DIRECTIONS FOR THIS TASK:
Pictures aside, repeat all the entries below exactly as they appear.

(Data records for software interfaces)
......
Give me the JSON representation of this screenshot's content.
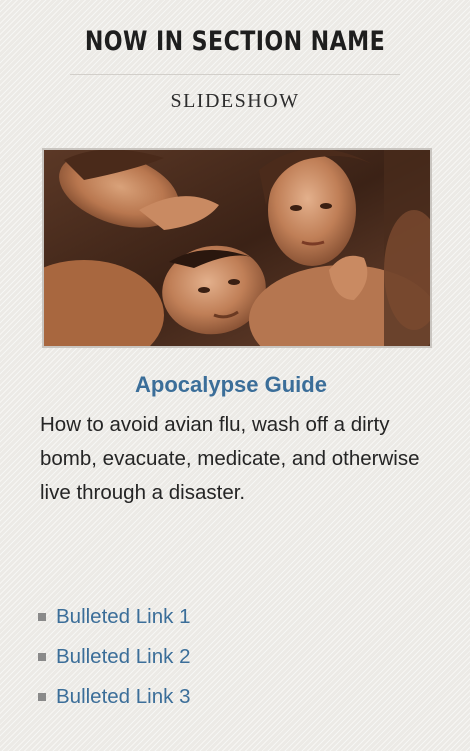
{
  "section": {
    "title": "NOW IN SECTION NAME",
    "kicker": "SLIDESHOW"
  },
  "feature": {
    "image_icon": "slideshow-photo",
    "headline": "Apocalypse Guide",
    "dek": "How to avoid avian flu, wash off a dirty bomb, evacuate, medicate, and otherwise live through a disaster."
  },
  "links": [
    {
      "label": "Bulleted Link 1"
    },
    {
      "label": "Bulleted Link 2"
    },
    {
      "label": "Bulleted Link 3"
    }
  ],
  "colors": {
    "link": "#3b6e99",
    "title": "#1e1e1e",
    "body_text": "#252525",
    "background": "#eceae6"
  }
}
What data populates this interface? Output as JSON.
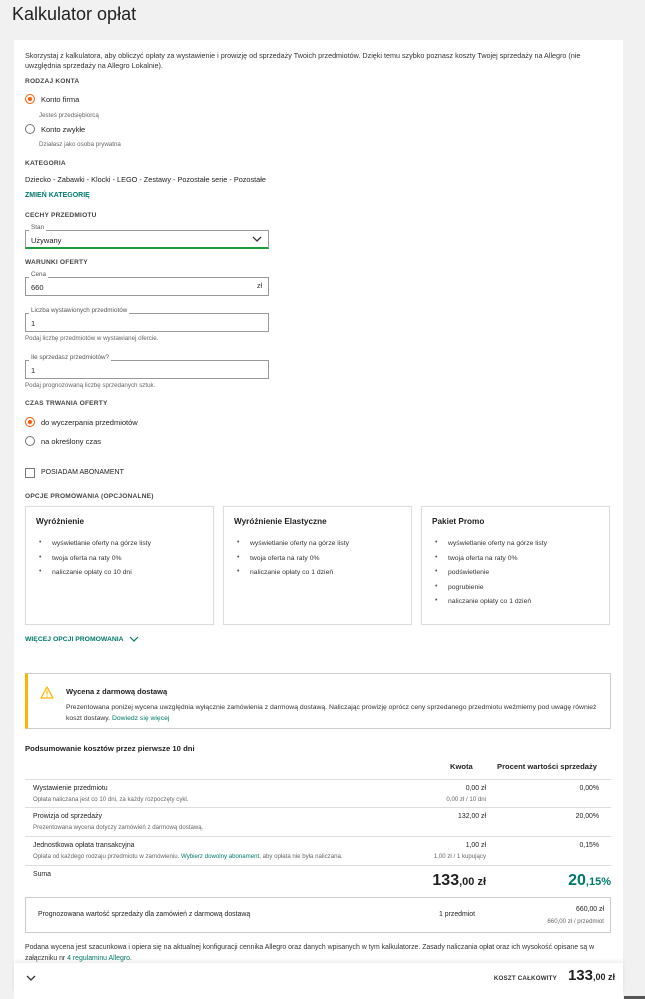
{
  "page": {
    "title": "Kalkulator opłat"
  },
  "intro": "Skorzystaj z kalkulatora, aby obliczyć opłaty za wystawienie i prowizję od sprzedaży Twoich przedmiotów. Dzięki temu szybko poznasz koszty Twojej sprzedaży na Allegro (nie uwzględnia sprzedaży na Allegro Lokalnie).",
  "account": {
    "heading": "RODZAJ KONTA",
    "options": [
      {
        "label": "Konto firma",
        "hint": "Jesteś przedsiębiorcą",
        "selected": true
      },
      {
        "label": "Konto zwykłe",
        "hint": "Działasz jako osoba prywatna",
        "selected": false
      }
    ]
  },
  "category": {
    "heading": "KATEGORIA",
    "path": "Dziecko - Zabawki - Klocki - LEGO - Zestawy - Pozostałe serie - Pozostałe",
    "change_label": "ZMIEŃ KATEGORIĘ"
  },
  "features": {
    "heading": "CECHY PRZEDMIOTU",
    "state_label": "Stan",
    "state_value": "Używany"
  },
  "offer": {
    "heading": "WARUNKI OFERTY",
    "price_label": "Cena",
    "price_value": "660",
    "price_suffix": "zł",
    "count_label": "Liczba wystawionych przedmiotów",
    "count_value": "1",
    "count_hint": "Podaj liczbę przedmiotów w wystawianej ofercie.",
    "sell_label": "Ile sprzedasz przedmiotów?",
    "sell_value": "1",
    "sell_hint": "Podaj prognozowaną liczbę sprzedanych sztuk."
  },
  "duration": {
    "heading": "CZAS TRWANIA OFERTY",
    "options": [
      {
        "label": "do wyczerpania przedmiotów",
        "selected": true
      },
      {
        "label": "na określony czas",
        "selected": false
      }
    ]
  },
  "subscription": {
    "label": "POSIADAM ABONAMENT",
    "checked": false
  },
  "promo": {
    "heading": "OPCJE PROMOWANIA (OPCJONALNE)",
    "cards": [
      {
        "title": "Wyróżnienie",
        "items": [
          "wyświetlanie oferty na górze listy",
          "twoja oferta na raty 0%",
          "naliczanie opłaty co 10 dni"
        ]
      },
      {
        "title": "Wyróżnienie Elastyczne",
        "items": [
          "wyświetlanie oferty na górze listy",
          "twoja oferta na raty 0%",
          "naliczanie opłaty co 1 dzień"
        ]
      },
      {
        "title": "Pakiet Promo",
        "items": [
          "wyświetlanie oferty na górze listy",
          "twoja oferta na raty 0%",
          "podświetlenie",
          "pogrubienie",
          "naliczanie opłaty co 1 dzień"
        ]
      }
    ],
    "more_label": "WIĘCEJ OPCJI PROMOWANIA"
  },
  "warning": {
    "title": "Wycena z darmową dostawą",
    "body": "Prezentowana poniżej wycena uwzględnia wyłącznie zamówienia z darmową dostawą. Naliczając prowizję oprócz ceny sprzedanego przedmiotu weźmiemy pod uwagę również koszt dostawy.",
    "link": "Dowiedz się więcej"
  },
  "summary": {
    "title": "Podsumowanie kosztów przez pierwsze 10 dni",
    "col_amount": "Kwota",
    "col_percent": "Procent wartości sprzedaży",
    "rows": [
      {
        "name": "Wystawienie przedmiotu",
        "desc": "Opłata naliczana jest co 10 dni, za każdy rozpoczęty cykl.",
        "amount": "0,00 zł",
        "amount_sub": "0,00 zł / 10 dni",
        "percent": "0,00%"
      },
      {
        "name": "Prowizja od sprzedaży",
        "desc": "Prezentowana wycena dotyczy zamówień z darmową dostawą.",
        "amount": "132,00 zł",
        "amount_sub": "",
        "percent": "20,00%"
      },
      {
        "name": "Jednostkowa opłata transakcyjna",
        "desc_pre": "Opłata od każdego rodzaju przedmiotu w zamówieniu. ",
        "desc_link": "Wybierz dowolny abonament",
        "desc_post": ", aby opłata nie była naliczana.",
        "amount": "1,00 zł",
        "amount_sub": "1,00 zł / 1 kupujący",
        "percent": "0,15%"
      }
    ],
    "total_label": "Suma",
    "total_amount_int": "133",
    "total_amount_dec": ",00 zł",
    "total_percent_int": "20",
    "total_percent_dec": ",15%"
  },
  "forecast": {
    "label": "Prognozowana wartość sprzedaży dla zamówień z darmową dostawą",
    "qty": "1 przedmiot",
    "value": "660,00 zł",
    "value_sub": "660,00 zł / przedmiot"
  },
  "note": {
    "text": "Podana wycena jest szacunkowa i opiera się na aktualnej konfiguracji cennika Allegro oraz danych wpisanych w tym kalkulatorze. Zasady naliczania opłat oraz ich wysokość opisane są w załączniku nr ",
    "link": "4 regulaminu Allegro",
    "end": "."
  },
  "footer": {
    "label": "KOSZT CAŁKOWITY",
    "value_int": "133",
    "value_dec": ",00 zł"
  },
  "colors": {
    "accent": "#ff5a00",
    "link": "#00796b",
    "valid": "#1a9d3a",
    "warning": "#ffb400"
  }
}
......
YOUR RESPONSE:
Give me the JSON representation of this screenshot's content.
{
  "section": {
    "title": "NOW IN SECTION NAME",
    "kicker": "SLIDESHOW"
  },
  "feature": {
    "image_icon": "slideshow-photo",
    "headline": "Apocalypse Guide",
    "dek": "How to avoid avian flu, wash off a dirty bomb, evacuate, medicate, and otherwise live through a disaster."
  },
  "links": [
    {
      "label": "Bulleted Link 1"
    },
    {
      "label": "Bulleted Link 2"
    },
    {
      "label": "Bulleted Link 3"
    }
  ],
  "colors": {
    "link": "#3b6e99",
    "title": "#1e1e1e",
    "body_text": "#252525",
    "background": "#eceae6"
  }
}
What data populates this interface? Output as JSON.
{
  "page": {
    "title": "Kalkulator opłat"
  },
  "intro": "Skorzystaj z kalkulatora, aby obliczyć opłaty za wystawienie i prowizję od sprzedaży Twoich przedmiotów. Dzięki temu szybko poznasz koszty Twojej sprzedaży na Allegro (nie uwzględnia sprzedaży na Allegro Lokalnie).",
  "account": {
    "heading": "RODZAJ KONTA",
    "options": [
      {
        "label": "Konto firma",
        "hint": "Jesteś przedsiębiorcą",
        "selected": true
      },
      {
        "label": "Konto zwykłe",
        "hint": "Działasz jako osoba prywatna",
        "selected": false
      }
    ]
  },
  "category": {
    "heading": "KATEGORIA",
    "path": "Dziecko - Zabawki - Klocki - LEGO - Zestawy - Pozostałe serie - Pozostałe",
    "change_label": "ZMIEŃ KATEGORIĘ"
  },
  "features": {
    "heading": "CECHY PRZEDMIOTU",
    "state_label": "Stan",
    "state_value": "Używany"
  },
  "offer": {
    "heading": "WARUNKI OFERTY",
    "price_label": "Cena",
    "price_value": "660",
    "price_suffix": "zł",
    "count_label": "Liczba wystawionych przedmiotów",
    "count_value": "1",
    "count_hint": "Podaj liczbę przedmiotów w wystawianej ofercie.",
    "sell_label": "Ile sprzedasz przedmiotów?",
    "sell_value": "1",
    "sell_hint": "Podaj prognozowaną liczbę sprzedanych sztuk."
  },
  "duration": {
    "heading": "CZAS TRWANIA OFERTY",
    "options": [
      {
        "label": "do wyczerpania przedmiotów",
        "selected": true
      },
      {
        "label": "na określony czas",
        "selected": false
      }
    ]
  },
  "subscription": {
    "label": "POSIADAM ABONAMENT",
    "checked": false
  },
  "promo": {
    "heading": "OPCJE PROMOWANIA (OPCJONALNE)",
    "cards": [
      {
        "title": "Wyróżnienie",
        "items": [
          "wyświetlanie oferty na górze listy",
          "twoja oferta na raty 0%",
          "naliczanie opłaty co 10 dni"
        ]
      },
      {
        "title": "Wyróżnienie Elastyczne",
        "items": [
          "wyświetlanie oferty na górze listy",
          "twoja oferta na raty 0%",
          "naliczanie opłaty co 1 dzień"
        ]
      },
      {
        "title": "Pakiet Promo",
        "items": [
          "wyświetlanie oferty na górze listy",
          "twoja oferta na raty 0%",
          "podświetlenie",
          "pogrubienie",
          "naliczanie opłaty co 1 dzień"
        ]
      }
    ],
    "more_label": "WIĘCEJ OPCJI PROMOWANIA"
  },
  "warning": {
    "title": "Wycena z darmową dostawą",
    "body": "Prezentowana poniżej wycena uwzględnia wyłącznie zamówienia z darmową dostawą. Naliczając prowizję oprócz ceny sprzedanego przedmiotu weźmiemy pod uwagę również koszt dostawy.",
    "link": "Dowiedz się więcej"
  },
  "summary": {
    "title": "Podsumowanie kosztów przez pierwsze 10 dni",
    "col_amount": "Kwota",
    "col_percent": "Procent wartości sprzedaży",
    "rows": [
      {
        "name": "Wystawienie przedmiotu",
        "desc": "Opłata naliczana jest co 10 dni, za każdy rozpoczęty cykl.",
        "amount": "0,00 zł",
        "amount_sub": "0,00 zł / 10 dni",
        "percent": "0,00%"
      },
      {
        "name": "Prowizja od sprzedaży",
        "desc": "Prezentowana wycena dotyczy zamówień z darmową dostawą.",
        "amount": "132,00 zł",
        "amount_sub": "",
        "percent": "20,00%"
      },
      {
        "name": "Jednostkowa opłata transakcyjna",
        "desc_pre": "Opłata od każdego rodzaju przedmiotu w zamówieniu. ",
        "desc_link": "Wybierz dowolny abonament",
        "desc_post": ", aby opłata nie była naliczana.",
        "amount": "1,00 zł",
        "amount_sub": "1,00 zł / 1 kupujący",
        "percent": "0,15%"
      }
    ],
    "total_label": "Suma",
    "total_amount_int": "133",
    "total_amount_dec": ",00 zł",
    "total_percent_int": "20",
    "total_percent_dec": ",15%"
  },
  "forecast": {
    "label": "Prognozowana wartość sprzedaży dla zamówień z darmową dostawą",
    "qty": "1 przedmiot",
    "value": "660,00 zł",
    "value_sub": "660,00 zł / przedmiot"
  },
  "note": {
    "text": "Podana wycena jest szacunkowa i opiera się na aktualnej konfiguracji cennika Allegro oraz danych wpisanych w tym kalkulatorze. Zasady naliczania opłat oraz ich wysokość opisane są w załączniku nr ",
    "link": "4 regulaminu Allegro",
    "end": "."
  },
  "footer": {
    "label": "KOSZT CAŁKOWITY",
    "value_int": "133",
    "value_dec": ",00 zł"
  },
  "colors": {
    "accent": "#ff5a00",
    "link": "#00796b",
    "valid": "#1a9d3a",
    "warning": "#ffb400"
  }
}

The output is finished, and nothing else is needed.